KeywordsNear infrared (NIR) spectroscopy NPK OC pH Partial least squares regression (PLSR) Root mean squares error (RMSE) Standard normal variate (SNV) Optoelectronic sensing system Field deployable
We would like to acknowledge Prof. Rajib Bandyopadhyay and Mr. Somdeb Chanda, Department of Instrumentation and Electronics of Jadavpur University for extending their support in conducting the NIR measurements for calibration. We are grateful to Prof. S. Bhaumik of IIEST Shibpur, who is heading the rural technology project in the Institute for providing the necessary financial assistance.
- 3.Martens H, Naes T (1989) Multivariate calibration. Wiley, Chichester, p 419Google Scholar
- 5.Shi T, Cui L, Wang J, Fei T, Chen Y, Wu G (2012) Comparison of multivariate methods for estimating soil total nitrogen with visible/near-infrared spectroscopy. Springer Science Business Media B.V., pp 363–375Google Scholar
- 7.Dale (2012) Chemometrics tools for NIRS and NIR HSI Review I. Bull UASMV Cluj Agric 69(1):70–76Google Scholar
- 8.Mohapatra AG, Lenka SK (2015) Sensor system technology for soil parameter sensing in precision agriculture: a review. J Agric Phys 15(2):181–202Google Scholar
- 9.Treiman AH, Shelfer TD (2000) Manually portable reflectance spectrometer, US Patent 6043893A, pp 1–10Google Scholar
- 10.Westerman RL, Baird JV, Christensen NW, Fixen PE, Whitney DA (1990) Soil-testing and plant analysis, 3 edn. Soil Science Society of America Book Series, pp 73–228Google Scholar
- 13.Liu W, Upadahyaya SK, Kataoka T, Shibusawa S (1996) Development of a texture/soil compaction sensor. In: Proceedings of the Third International Conference on Precision Agriculture.
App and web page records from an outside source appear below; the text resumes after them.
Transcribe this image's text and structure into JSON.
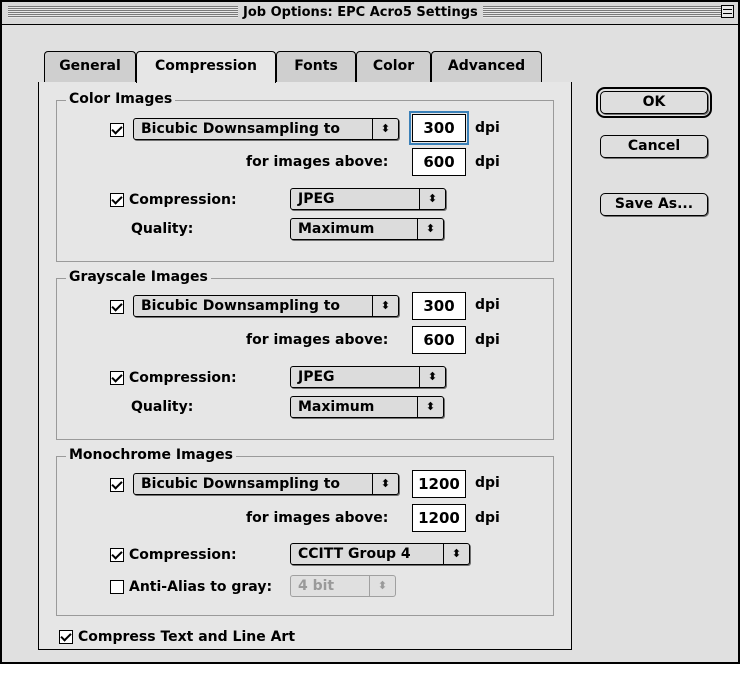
{
  "window": {
    "title": "Job Options: EPC Acro5 Settings"
  },
  "tabs": [
    {
      "label": "General",
      "active": false
    },
    {
      "label": "Compression",
      "active": true
    },
    {
      "label": "Fonts",
      "active": false
    },
    {
      "label": "Color",
      "active": false
    },
    {
      "label": "Advanced",
      "active": false
    }
  ],
  "buttons": {
    "ok": "OK",
    "cancel": "Cancel",
    "save_as": "Save As..."
  },
  "color_images": {
    "title": "Color Images",
    "downsample_checked": true,
    "downsample_method": "Bicubic Downsampling to",
    "resolution": "300",
    "resolution_unit": "dpi",
    "above_label": "for images above:",
    "above_value": "600",
    "above_unit": "dpi",
    "compression_checked": true,
    "compression_label": "Compression:",
    "compression_value": "JPEG",
    "quality_label": "Quality:",
    "quality_value": "Maximum"
  },
  "grayscale_images": {
    "title": "Grayscale Images",
    "downsample_checked": true,
    "downsample_method": "Bicubic Downsampling to",
    "resolution": "300",
    "resolution_unit": "dpi",
    "above_label": "for images above:",
    "above_value": "600",
    "above_unit": "dpi",
    "compression_checked": true,
    "compression_label": "Compression:",
    "compression_value": "JPEG",
    "quality_label": "Quality:",
    "quality_value": "Maximum"
  },
  "monochrome_images": {
    "title": "Monochrome Images",
    "downsample_checked": true,
    "downsample_method": "Bicubic Downsampling to",
    "resolution": "1200",
    "resolution_unit": "dpi",
    "above_label": "for images above:",
    "above_value": "1200",
    "above_unit": "dpi",
    "compression_checked": true,
    "compression_label": "Compression:",
    "compression_value": "CCITT Group 4",
    "antialias_checked": false,
    "antialias_label": "Anti-Alias to gray:",
    "antialias_value": "4 bit"
  },
  "compress_text": {
    "label": "Compress Text and Line Art",
    "checked": true
  },
  "icons": {
    "popup_arrow": "⬍"
  }
}
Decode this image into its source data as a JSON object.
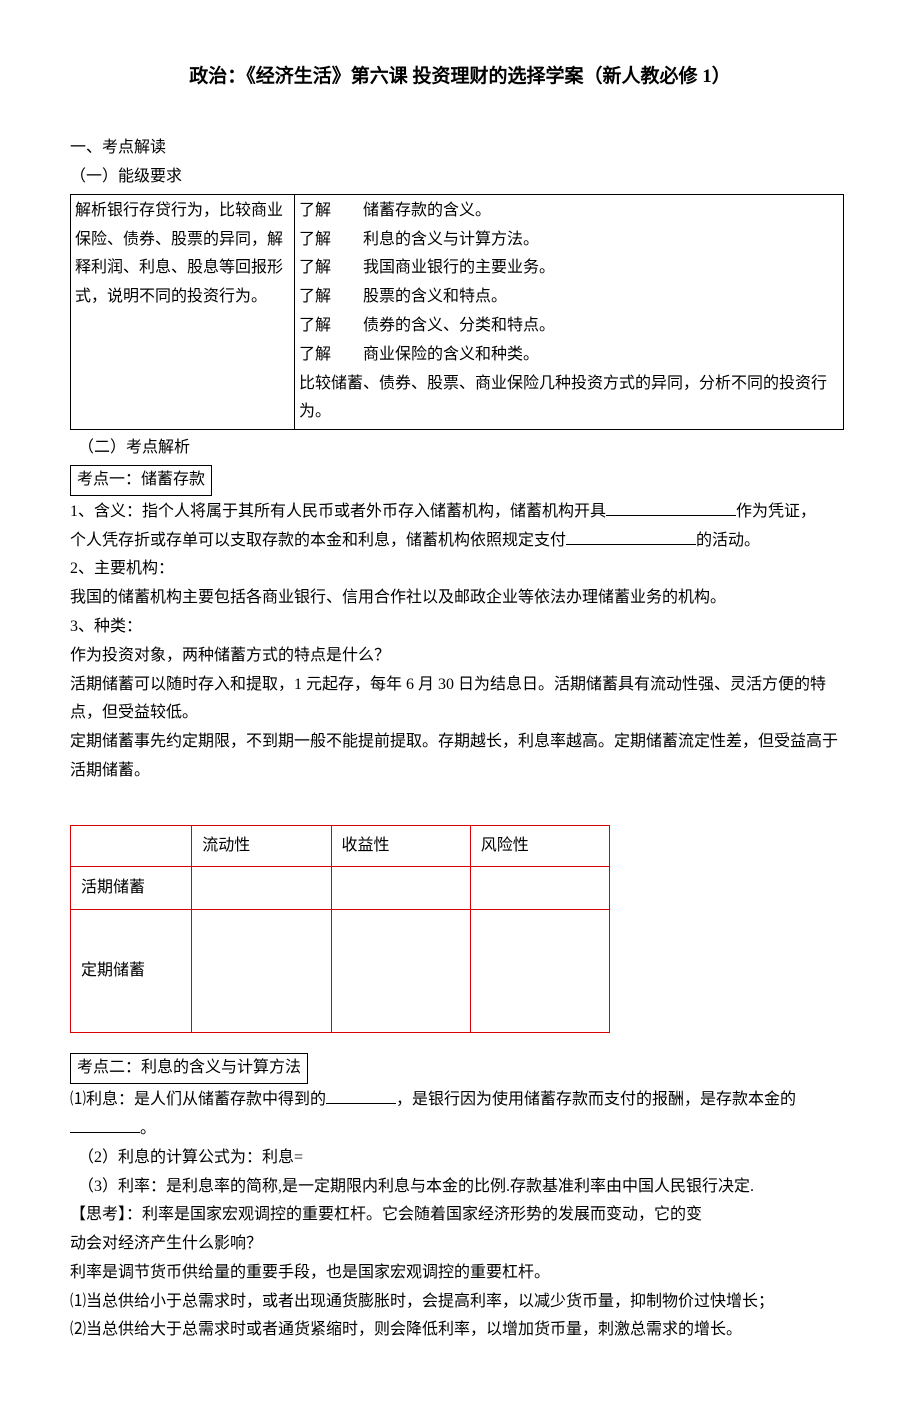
{
  "title": "政治：《经济生活》第六课 投资理财的选择学案（新人教必修 1）",
  "s1": "一、考点解读",
  "s1_1": "（一）能级要求",
  "table1": {
    "left": "解析银行存贷行为，比较商业保险、债券、股票的异同，解释利润、利息、股息等回报形式，说明不同的投资行为。",
    "right_lines": [
      "了解　　储蓄存款的含义。",
      "了解　　利息的含义与计算方法。",
      "了解　　我国商业银行的主要业务。",
      "了解　　股票的含义和特点。",
      "了解　　债券的含义、分类和特点。",
      "了解　　商业保险的含义和种类。",
      "比较储蓄、债券、股票、商业保险几种投资方式的异同，分析不同的投资行为。"
    ]
  },
  "s1_2": "（二）考点解析",
  "kp1_title": "考点一：储蓄存款",
  "kp1_1a": "1、含义：指个人将属于其所有人民币或者外币存入储蓄机构，储蓄机构开具",
  "kp1_1b": "作为凭证，",
  "kp1_1c": "个人凭存折或存单可以支取存款的本金和利息，储蓄机构依照规定支付",
  "kp1_1d": "的活动。",
  "kp1_2": "2、主要机构：",
  "kp1_2a": "我国的储蓄机构主要包括各商业银行、信用合作社以及邮政企业等依法办理储蓄业务的机构。",
  "kp1_3": "3、种类：",
  "kp1_3a": "作为投资对象，两种储蓄方式的特点是什么？",
  "kp1_3b": "活期储蓄可以随时存入和提取，1 元起存，每年 6 月 30 日为结息日。活期储蓄具有流动性强、灵活方便的特点，但受益较低。",
  "kp1_3c": "定期储蓄事先约定期限，不到期一般不能提前提取。存期越长，利息率越高。定期储蓄流定性差，但受益高于活期储蓄。",
  "table2": {
    "headers": [
      "",
      "流动性",
      "收益性",
      "风险性"
    ],
    "rows": [
      "活期储蓄",
      "定期储蓄"
    ]
  },
  "kp2_title": "考点二：利息的含义与计算方法",
  "kp2_1a": "⑴利息：是人们从储蓄存款中得到的",
  "kp2_1b": "，是银行因为使用储蓄存款而支付的报酬，是存款本金的",
  "kp2_1c": "。",
  "kp2_2": "（2）利息的计算公式为：利息=",
  "kp2_3": "（3）利率：是利息率的简称,是一定期限内利息与本金的比例.存款基准利率由中国人民银行决定.",
  "kp2_4a": "【思考】：利率是国家宏观调控的重要杠杆。它会随着国家经济形势的发展而变动，它的变",
  "kp2_4b": "动会对经济产生什么影响？",
  "kp2_5": "利率是调节货币供给量的重要手段，也是国家宏观调控的重要杠杆。",
  "kp2_6": "⑴当总供给小于总需求时，或者出现通货膨胀时，会提高利率，以减少货币量，抑制物价过快增长；",
  "kp2_7": "⑵当总供给大于总需求时或者通货紧缩时，则会降低利率，以增加货币量，刺激总需求的增长。"
}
ASA-CSSA-SSSA, pp 617–630Google Scholar
- 14.An X, Li M, Zheng L, Liu Y, Sun H (2014) A portable soil nitrogen detector based on NIRS. Precis Agric 15:3–16. Springer Science Business Media, New York, pp 3–16Google Scholar
- 15.Lee WS, Bogrekci I (2007) Portable raman sensor for soil nutrient detection, US Patent 2007/0013908 A1, pp 1–12Google Scholar
- 16.Holland KH (2013) Optical real-time soil sensor, US Patent 8,451,449 B2, pp 1–18Google Scholar
- 17.Stone ML, Needham D, Solie JB, Raun WR, Johnson GV (2005) Optical spectral reflectance sensor and controller, US. Patent, pp 1–16Google Scholar